Music and social media
Do the preparation task first. Then listen to the audio and do the exercises.
Interviewer: Hi, Jordan.
Interviewer: Thanks for talking to me today. Erm. What would you like to talk about?
Jordan: Today I was going to talk about music and, erm, how it's changed in terms of distribution and influence on social media in today's generation.
Jordan: Erm, so, I'm a big fan of music. I grew up listening to it on the radio and my mum's old CDs in the car. And, erm, it's funny how growing up you see how in today's digital age and generation, how music is distributed and shared. Erm, when I was young and my parents were young, you'd only ever hear music on the radio or on television on Top of the Pops. But nowadays, music gets shared around all the time on YouTube and Twitter and Instagram. As an artist myself, I found it really interesting how, erm, songs are going viral and acts are breaking not from a prime slot on a television show but just by, erm, music gaining heat online, getting shared around and numbers exponentially growing. Er, it's also made things very difficult because the pool's so much bigger now – everybody's doing it. Er, but, equally, you could have a hit in your bedroom as some, many people, many artists are. They have one song that goes online, a DJ ends up playing it in a club and, er, it goes viral overnight. And it's a great, and a lot of people are making a career that way, erm, which I just find really interesting. As a musician myself, I'm making a lot more of my music from a home studio because it's more accessible for a lot more people now.
Interviewer: Do you think the changes are for the better or for the worse?
Jordan: Er, I'm interested to see how it goes.

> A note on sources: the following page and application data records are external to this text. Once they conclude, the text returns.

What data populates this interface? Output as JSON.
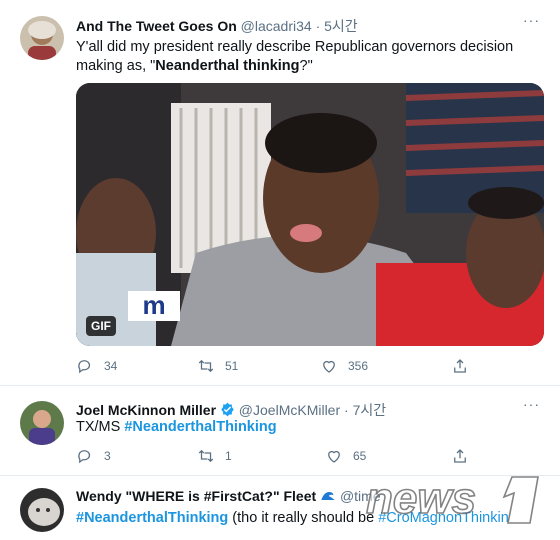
{
  "tweets": [
    {
      "name": "And The Tweet Goes On",
      "handle": "@lacadri34 · 5시간",
      "text_before": "Y'all did my president really describe  Republican governors decision making as, \"",
      "text_bold": "Neanderthal thinking",
      "text_after": "?\"",
      "media_badge": "GIF",
      "media_logo": "m",
      "replies": "34",
      "retweets": "51",
      "likes": "356"
    },
    {
      "name": "Joel McKinnon Miller",
      "handle": "@JoelMcKMiller · 7시간",
      "text_prefix": "TX/MS ",
      "hashtag": "#NeanderthalThinking",
      "replies": "3",
      "retweets": "1",
      "likes": "65"
    },
    {
      "name": "Wendy \"WHERE is #FirstCat?\" Fleet",
      "handle": "@time",
      "hashtag": "#NeanderthalThinking",
      "text_after": " (tho it really should be ",
      "hashtag2": "#CroMagnonThinkin"
    }
  ],
  "more_label": "···",
  "watermark": "news1",
  "colors": {
    "link": "#1b95e0",
    "verified": "#1da1f2",
    "muted": "#5b7083",
    "text": "#0f1419"
  },
  "icons": [
    "reply-icon",
    "retweet-icon",
    "like-icon",
    "share-icon",
    "verified-icon",
    "wave-icon",
    "more-icon"
  ]
}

I think in many ways it's a good thing because it opens lots of doors to many people that otherwise wouldn't be able to afford studio time and being able to get their creativity in the best possible format it can be. But, equally, I think there are negatives to it because the opportunities are getting less and less, and people's interests and hopes for instant gratification are having a detrimental effect on the ability of making new music. Erm, there's not much time given to be able to really make your craft and sonically engage in an audience 'cause you don't have long enough, you don't have their attention long enough, for them to really listen and invest in your development.
Interviewer: Right. And what, which is your favourite platform for putting your music out?

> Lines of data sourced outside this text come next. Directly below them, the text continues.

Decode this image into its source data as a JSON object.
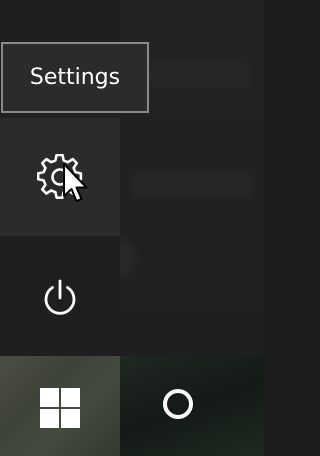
{
  "tooltip": {
    "text": "Settings"
  },
  "icons": {
    "settings": "gear-icon",
    "power": "power-icon",
    "start": "windows-logo-icon",
    "search": "cortana-circle-icon",
    "pointer": "mouse-cursor-icon"
  },
  "colors": {
    "panel_bg": "#202020",
    "settings_hover_bg": "#2b2b2b",
    "tooltip_border": "#8a8a8a",
    "icon": "#ffffff"
  }
}
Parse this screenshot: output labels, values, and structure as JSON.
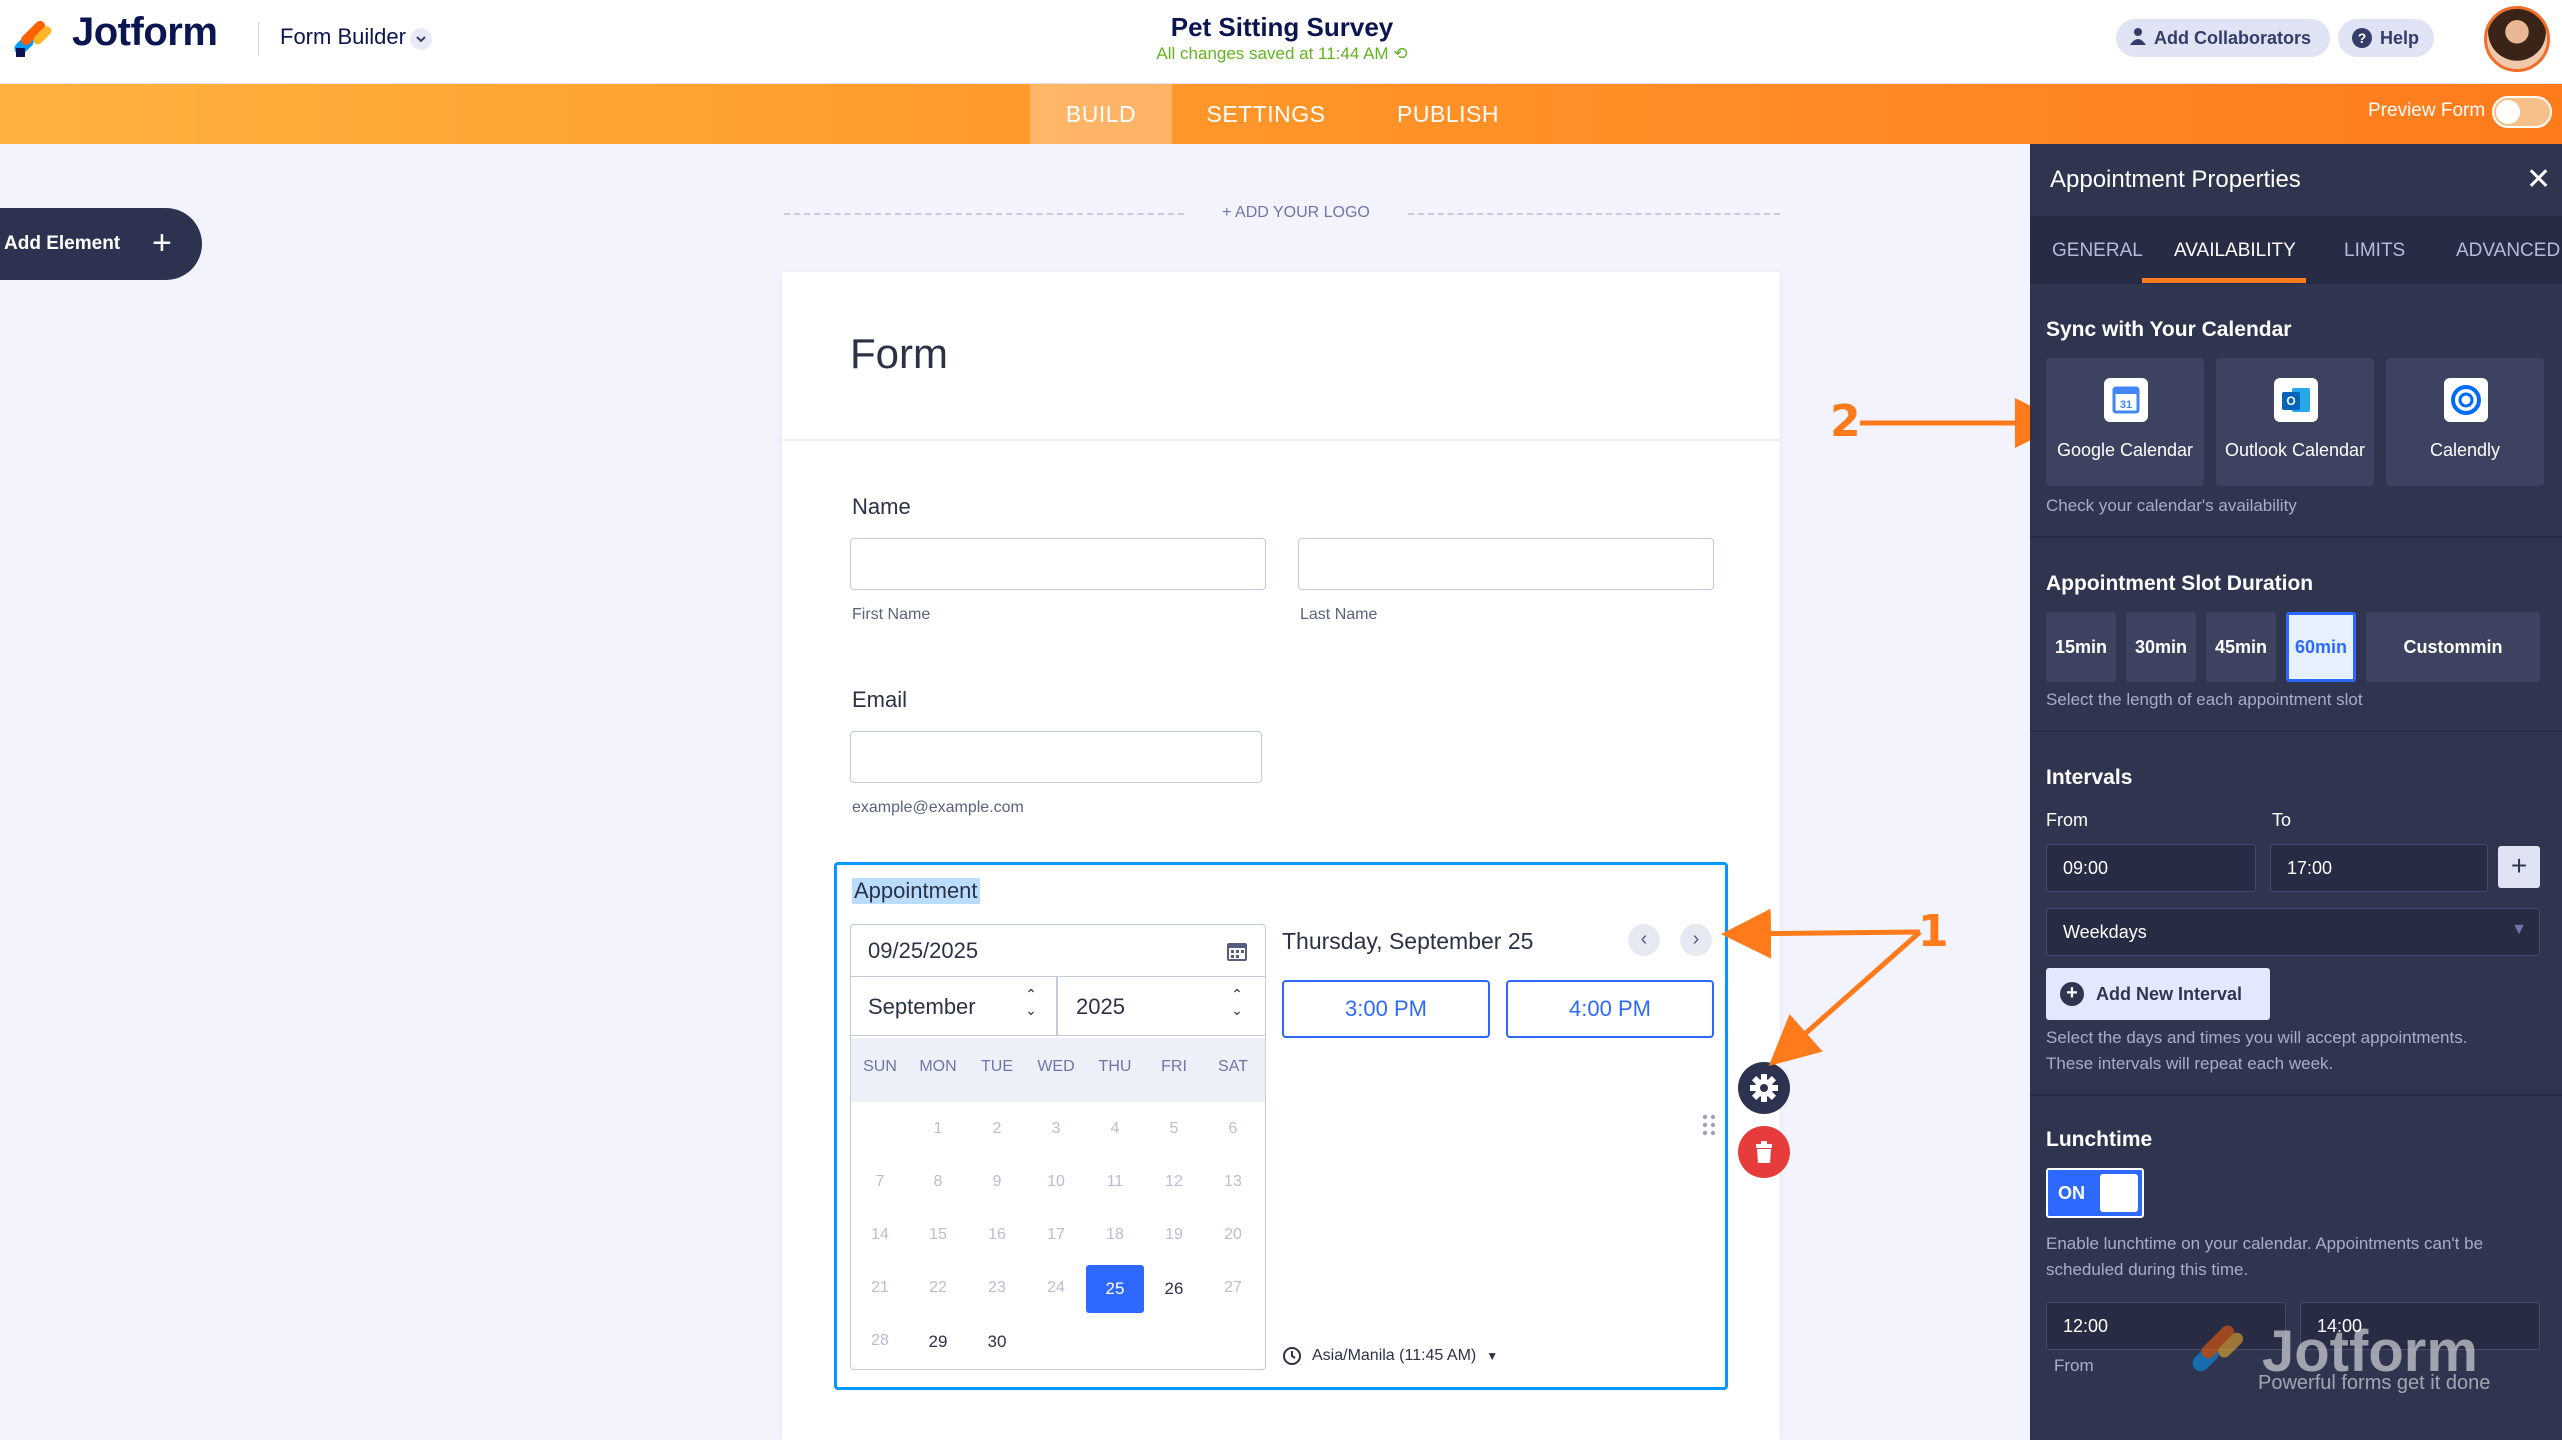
{
  "brand": {
    "name": "Jotform",
    "accent": "#ff7b1c"
  },
  "topbar": {
    "form_builder": "Form Builder",
    "form_title": "Pet Sitting Survey",
    "saved_status": "All changes saved at 11:44 AM",
    "add_collaborators": "Add Collaborators",
    "help": "Help"
  },
  "nav": {
    "tabs": [
      "BUILD",
      "SETTINGS",
      "PUBLISH"
    ],
    "active": "BUILD",
    "preview_label": "Preview Form"
  },
  "builder": {
    "add_element": "Add Element",
    "add_logo": "+ ADD YOUR LOGO"
  },
  "form": {
    "title": "Form",
    "name_label": "Name",
    "first_name": "First Name",
    "last_name": "Last Name",
    "email_label": "Email",
    "email_hint": "example@example.com"
  },
  "appointment": {
    "label": "Appointment",
    "date_value": "09/25/2025",
    "month": "September",
    "year": "2025",
    "weekdays": [
      "SUN",
      "MON",
      "TUE",
      "WED",
      "THU",
      "FRI",
      "SAT"
    ],
    "weeks": [
      [
        "",
        "1",
        "2",
        "3",
        "4",
        "5",
        "6"
      ],
      [
        "7",
        "8",
        "9",
        "10",
        "11",
        "12",
        "13"
      ],
      [
        "14",
        "15",
        "16",
        "17",
        "18",
        "19",
        "20"
      ],
      [
        "21",
        "22",
        "23",
        "24",
        "25",
        "26",
        "27"
      ],
      [
        "28",
        "29",
        "30",
        "",
        "",
        "",
        ""
      ]
    ],
    "selected_day": "25",
    "available_days": [
      "26",
      "29",
      "30"
    ],
    "selected_date_heading": "Thursday, September 25",
    "slots": [
      "3:00 PM",
      "4:00 PM"
    ],
    "timezone": "Asia/Manila (11:45 AM)"
  },
  "annotations": {
    "one": "1",
    "two": "2"
  },
  "panel": {
    "title": "Appointment Properties",
    "tabs": [
      "GENERAL",
      "AVAILABILITY",
      "LIMITS",
      "ADVANCED"
    ],
    "active_tab": "AVAILABILITY",
    "sync_title": "Sync with Your Calendar",
    "calendars": [
      "Google Calendar",
      "Outlook Calendar",
      "Calendly"
    ],
    "sync_help": "Check your calendar's availability",
    "slot_title": "Appointment Slot Duration",
    "durations": [
      {
        "top": "15",
        "bottom": "min"
      },
      {
        "top": "30",
        "bottom": "min"
      },
      {
        "top": "45",
        "bottom": "min"
      },
      {
        "top": "60",
        "bottom": "min"
      },
      {
        "top": "Custom",
        "bottom": "min"
      }
    ],
    "selected_duration": "60",
    "slot_help": "Select the length of each appointment slot",
    "intervals_title": "Intervals",
    "from_label": "From",
    "to_label": "To",
    "from_value": "09:00",
    "to_value": "17:00",
    "days_value": "Weekdays",
    "add_interval": "Add New Interval",
    "interval_help_1": "Select the days and times you will accept appointments.",
    "interval_help_2": "These intervals will repeat each week.",
    "lunch_title": "Lunchtime",
    "lunch_toggle": "ON",
    "lunch_help_1": "Enable lunchtime on your calendar. Appointments can't be",
    "lunch_help_2": "scheduled during this time.",
    "lunch_from": "12:00",
    "lunch_to": "14:00",
    "lunch_from_label": "From"
  },
  "watermark": {
    "name": "Jotform",
    "tagline": "Powerful forms get it done"
  }
}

Jordan: My favourite platform is YouTube because, erm, that's where most of my subscribers are, and what I do is every week on my channel I put out covers of my most favourite songs and the most famous artists of the songs that are doing really well. So that's how I'm able to garner more fans and subscribers over to my channel, so they can hear more of my music and through that they are able to hear my original music as well.
Interviewer: Uh huh. Do you want to mention the name of your channel in case our listeners want to subscribe?
Jordan: Sure. My channel's called JordanClarke500 [note from the LearnEnglish Team: Jordan's channel has changed to JJ Clarke], erm …
Interviewer: Clarke with an 'e'?
Jordan: Yes, it's JordanClarke (with an e) 500.
Interviewer: Ha ha.
Jordan: You'll find covers and some original material on there. And you can find out more about me. So, yeah, please check it out!
Interviewer: Great. Thanks so much, Jordan.
Jordan: Thank you.
Note from the LearnEnglish Team: since this interview was recorded, Jordan's YouTube channel has changed to JJ Clarke.